SHAKING ON IT.
One of the aspects of selling property that many dread is the negotiation over price. Our innate British politeness can get in the way as we find it hard to disagree with a buyer over their offer.
For many, it feels a bit like confrontation and, if you’re not into sales, you can feel a bit of a fish out of water. Some compensate by being too tough, refusing to budge an inch; others collapse too easily perhaps accepting a deal they know in their hearts is less than they were hoping for simply because they want an end to an uncomfortable experience.
Of course, most of us do our deals one-step removed because an estate agent’s services really ought to include communication with any potential buyer; the vendor’s response should go the same way too. But, at the end of the day, that means the decision on whether or not to accept an offer is still yours and, unless you’re pretty savvy about the market, it’s hard to know if the decision you’re about to make is the right one.
So, with that in mind, perhaps a five tips on negotiating your house sale would help:
1/ Put a realistic value on your home before you start. Your estate agent should be able to help with that but bear in mind some will try to pitch too high. Check the Land Registry’s website to see what homes in your area have actually sold for recently, not what they were on the market for.
2/ When it comes to setting an asking price include some wiggle room so, if a buyer wants to haggle, you have room to manoeuvre. Don’t go too high though as you may scare people off.

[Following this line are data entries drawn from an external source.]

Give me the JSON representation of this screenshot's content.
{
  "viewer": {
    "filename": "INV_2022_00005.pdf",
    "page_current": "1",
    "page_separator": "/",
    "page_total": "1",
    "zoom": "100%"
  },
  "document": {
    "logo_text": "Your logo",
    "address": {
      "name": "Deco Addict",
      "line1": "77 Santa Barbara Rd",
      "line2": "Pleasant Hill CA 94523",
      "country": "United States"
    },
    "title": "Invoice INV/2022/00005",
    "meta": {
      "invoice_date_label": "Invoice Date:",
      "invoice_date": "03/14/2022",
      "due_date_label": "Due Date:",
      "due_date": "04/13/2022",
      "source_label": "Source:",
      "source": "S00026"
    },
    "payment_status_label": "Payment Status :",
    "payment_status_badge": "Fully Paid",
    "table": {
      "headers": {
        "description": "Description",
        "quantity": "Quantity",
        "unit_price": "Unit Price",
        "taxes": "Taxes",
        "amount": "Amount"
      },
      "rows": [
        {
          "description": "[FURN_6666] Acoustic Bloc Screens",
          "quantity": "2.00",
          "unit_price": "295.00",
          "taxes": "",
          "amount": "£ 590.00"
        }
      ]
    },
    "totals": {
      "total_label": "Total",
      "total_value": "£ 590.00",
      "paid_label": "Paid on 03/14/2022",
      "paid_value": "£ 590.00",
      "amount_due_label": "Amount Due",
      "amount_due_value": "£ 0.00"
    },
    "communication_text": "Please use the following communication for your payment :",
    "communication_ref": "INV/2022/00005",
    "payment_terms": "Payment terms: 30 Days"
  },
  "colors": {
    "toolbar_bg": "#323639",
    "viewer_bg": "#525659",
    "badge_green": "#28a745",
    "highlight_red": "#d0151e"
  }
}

3/ A buyer may come in with an asking price quite a bit lower than your ideal figure; they may even try to apply a little pressure by suggesting your asking price is way too high and you’re at risk of your home remaining on the market for a long time. They may suggest you’ll have to come down in price eventually and, by then, they’ll have bought something else …. etc etc. Our advice would be to use your wiggle room – but don’t come down below what you know is a fair price, even if it means you don’t get the quick sale you were hoping for. You will be surprised how many buyers will stretch their own budget to secure a home they’ve set their hearts on – and, if not, then there will be others out there.
4/ Don’t be pig-headed on price though. Refusing to shift more than a tiny percentage or even at all on the asking price can drive buyers away.
5/ Be prepared for requested “extras”. Some buyers will make a provisional offer based on things they like or don’t like and may ask that you bear the cost of adding – or removing – aspects of your property. It’s actually quite difficult to be objective in the face of applied criticism of a property that has been your home for years but try to remember it’s now a commodity so keep any emotions in check. Again, have an idea of what see you as a fair request. Small repairs or even a lick of paint are probably acceptable. New carpets throughout, a complete makeover or extensive restoration is not.
We hope that helps but, as ever, feel free to give us a call or drop us a line if there’s anything else you think we may be able to assist with.